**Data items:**
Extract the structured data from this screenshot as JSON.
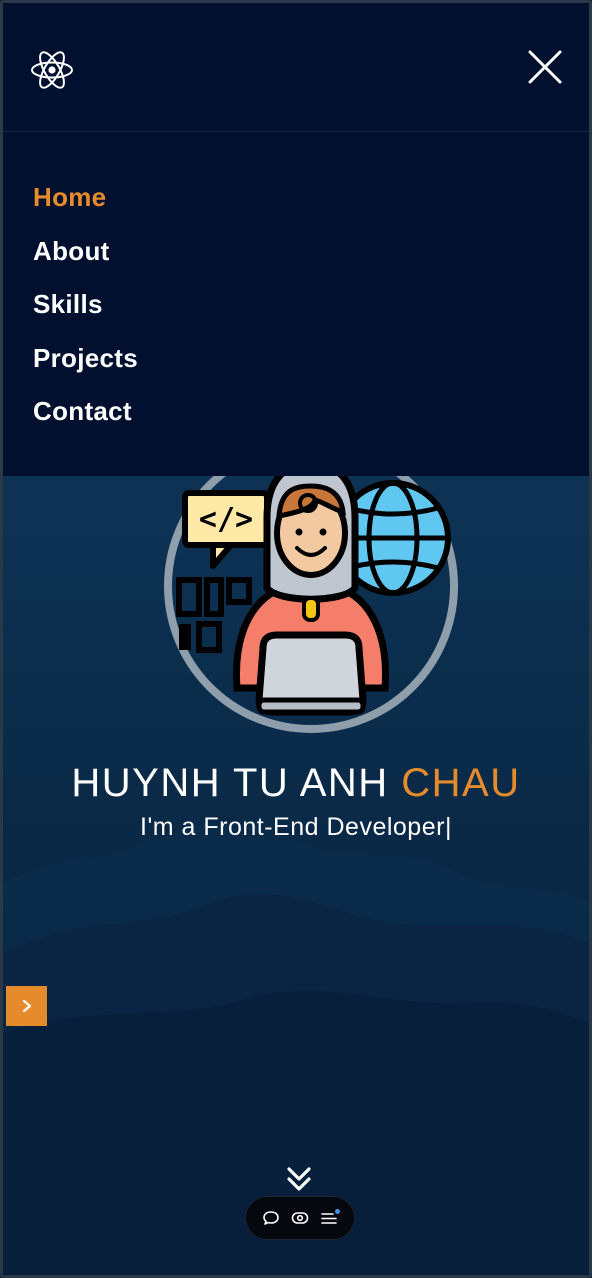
{
  "nav": {
    "logo_icon": "react-atom-icon",
    "close_icon": "close-icon",
    "items": [
      {
        "label": "Home",
        "active": true
      },
      {
        "label": "About",
        "active": false
      },
      {
        "label": "Skills",
        "active": false
      },
      {
        "label": "Projects",
        "active": false
      },
      {
        "label": "Contact",
        "active": false
      }
    ]
  },
  "hero": {
    "name_first": "HUYNH TU ANH",
    "name_accent": "CHAU",
    "subtitle": "I'm a Front-End Developer|",
    "avatar_icon": "developer-avatar-icon"
  },
  "controls": {
    "side_arrow_icon": "chevron-right-icon",
    "scroll_down_icon": "double-chevron-down-icon",
    "toolbar_icons": [
      "chat-bubble-icon",
      "eye-icon",
      "menu-list-icon"
    ]
  },
  "colors": {
    "accent": "#e68b2c",
    "nav_bg": "#02102f",
    "hero_bg": "#0d3253",
    "text": "#ffffff"
  }
}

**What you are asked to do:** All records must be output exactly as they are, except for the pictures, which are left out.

**Reply:**
Extract the structured data from this screenshot as JSON.
{
  "nav": {
    "logo_icon": "react-atom-icon",
    "close_icon": "close-icon",
    "items": [
      {
        "label": "Home",
        "active": true
      },
      {
        "label": "About",
        "active": false
      },
      {
        "label": "Skills",
        "active": false
      },
      {
        "label": "Projects",
        "active": false
      },
      {
        "label": "Contact",
        "active": false
      }
    ]
  },
  "hero": {
    "name_first": "HUYNH TU ANH",
    "name_accent": "CHAU",
    "subtitle": "I'm a Front-End Developer|",
    "avatar_icon": "developer-avatar-icon"
  },
  "controls": {
    "side_arrow_icon": "chevron-right-icon",
    "scroll_down_icon": "double-chevron-down-icon",
    "toolbar_icons": [
      "chat-bubble-icon",
      "eye-icon",
      "menu-list-icon"
    ]
  },
  "colors": {
    "accent": "#e68b2c",
    "nav_bg": "#02102f",
    "hero_bg": "#0d3253",
    "text": "#ffffff"
  }
}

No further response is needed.